== EXTRACTED DATA

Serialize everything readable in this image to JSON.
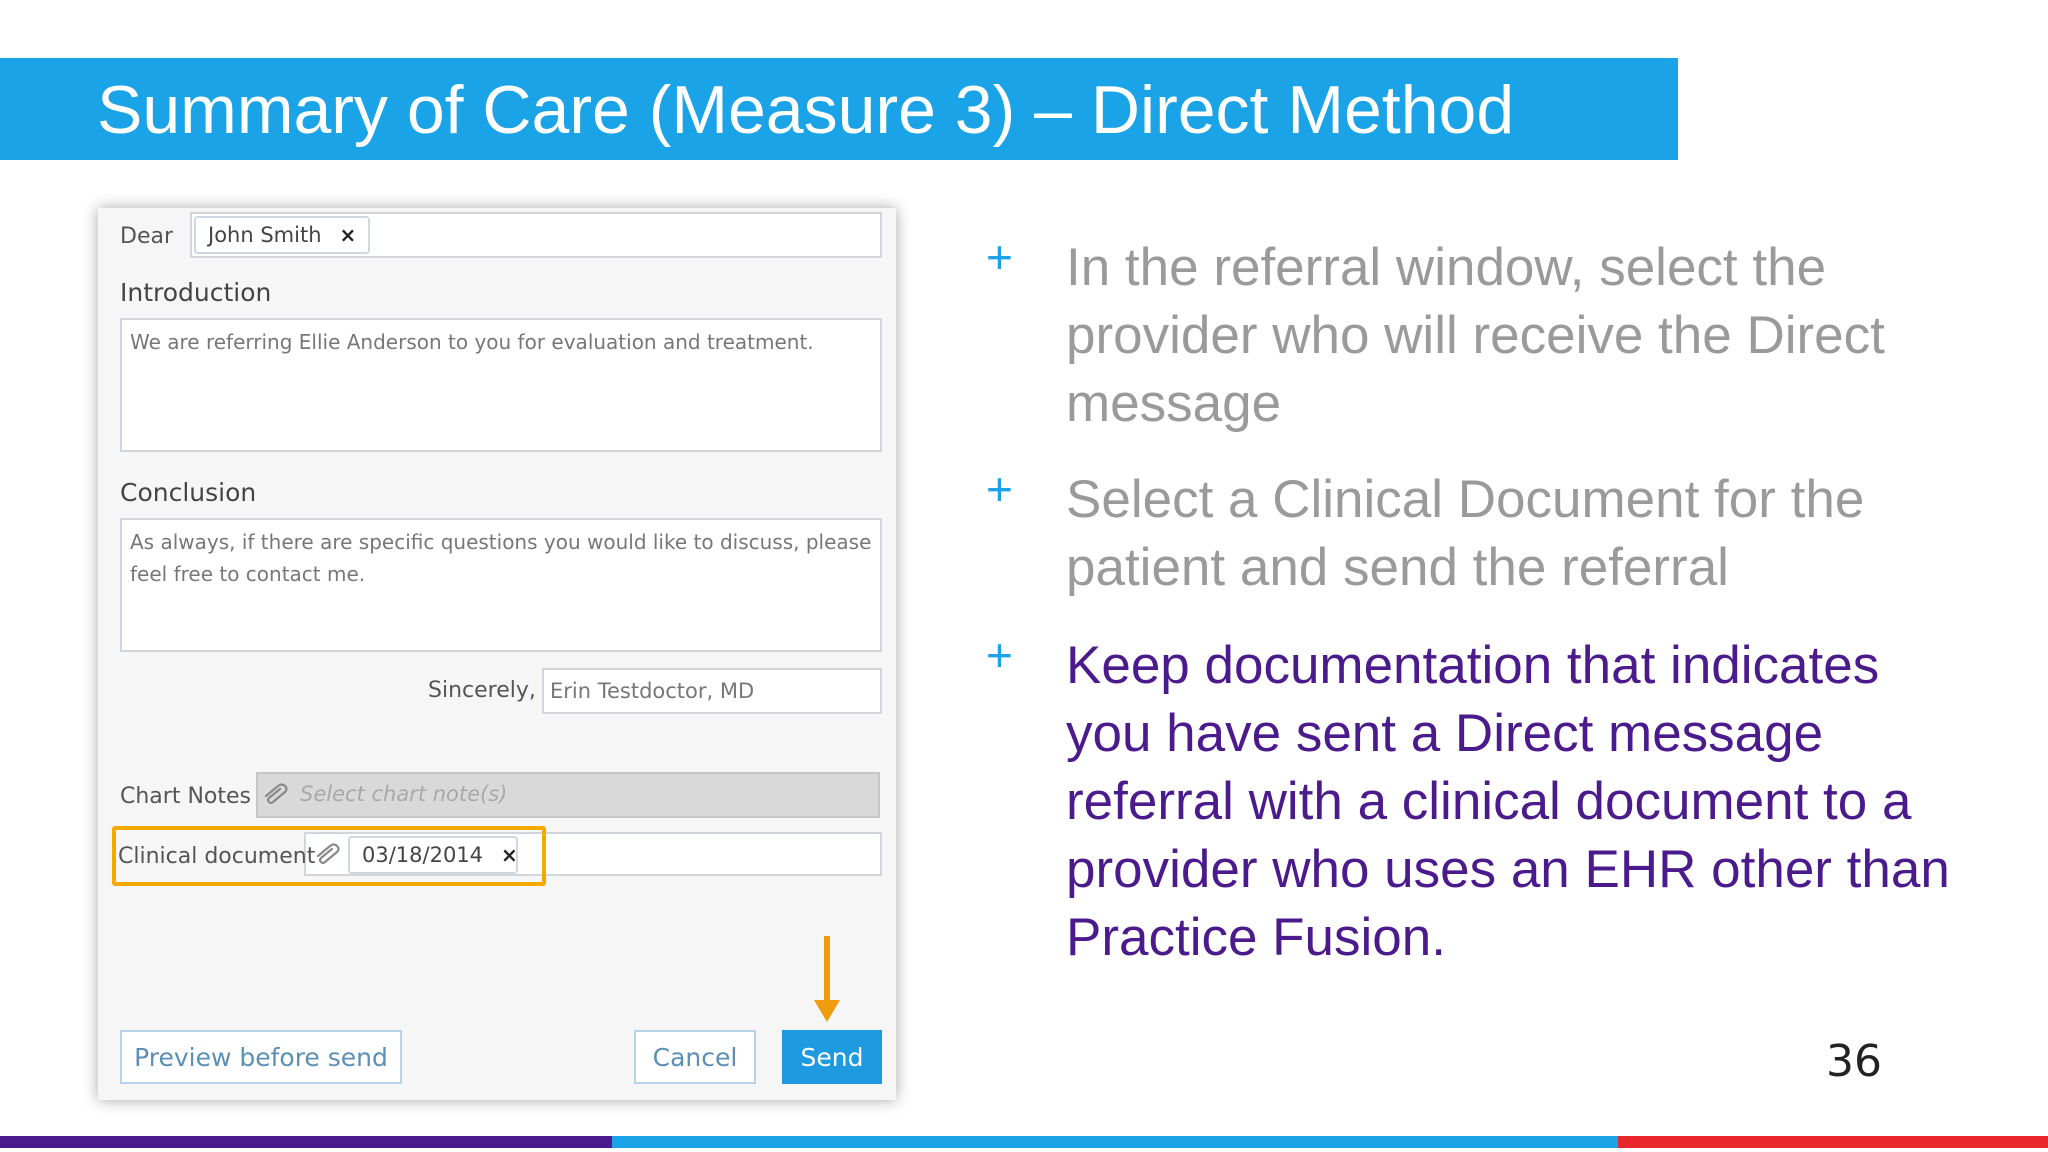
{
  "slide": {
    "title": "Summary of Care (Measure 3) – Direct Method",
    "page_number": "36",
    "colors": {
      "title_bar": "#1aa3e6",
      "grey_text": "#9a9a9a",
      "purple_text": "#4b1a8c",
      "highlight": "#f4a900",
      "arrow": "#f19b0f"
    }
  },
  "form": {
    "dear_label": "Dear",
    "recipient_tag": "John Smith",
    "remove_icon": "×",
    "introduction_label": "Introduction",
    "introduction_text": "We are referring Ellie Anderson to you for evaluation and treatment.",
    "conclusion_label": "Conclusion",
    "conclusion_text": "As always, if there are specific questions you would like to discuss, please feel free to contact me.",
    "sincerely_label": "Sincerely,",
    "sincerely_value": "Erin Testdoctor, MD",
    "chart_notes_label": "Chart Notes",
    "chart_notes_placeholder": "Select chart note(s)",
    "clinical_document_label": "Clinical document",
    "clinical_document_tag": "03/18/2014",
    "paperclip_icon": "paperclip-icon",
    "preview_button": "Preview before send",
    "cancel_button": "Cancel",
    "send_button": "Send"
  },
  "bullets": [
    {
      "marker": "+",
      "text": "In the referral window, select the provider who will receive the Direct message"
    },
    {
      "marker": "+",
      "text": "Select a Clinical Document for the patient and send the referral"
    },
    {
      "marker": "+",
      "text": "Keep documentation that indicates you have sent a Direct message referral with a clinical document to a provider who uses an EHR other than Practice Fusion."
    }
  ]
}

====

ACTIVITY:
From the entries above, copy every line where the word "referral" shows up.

SOLVED PROBLEM:
      "text": "In the referral window, select the provider who will receive the Direct message"
      "text": "Select a Clinical Document for the patient and send the referral"
      "text": "Keep documentation that indicates you have sent a Direct message referral with a clinical document to a provider who uses an EHR other than Practice Fusion."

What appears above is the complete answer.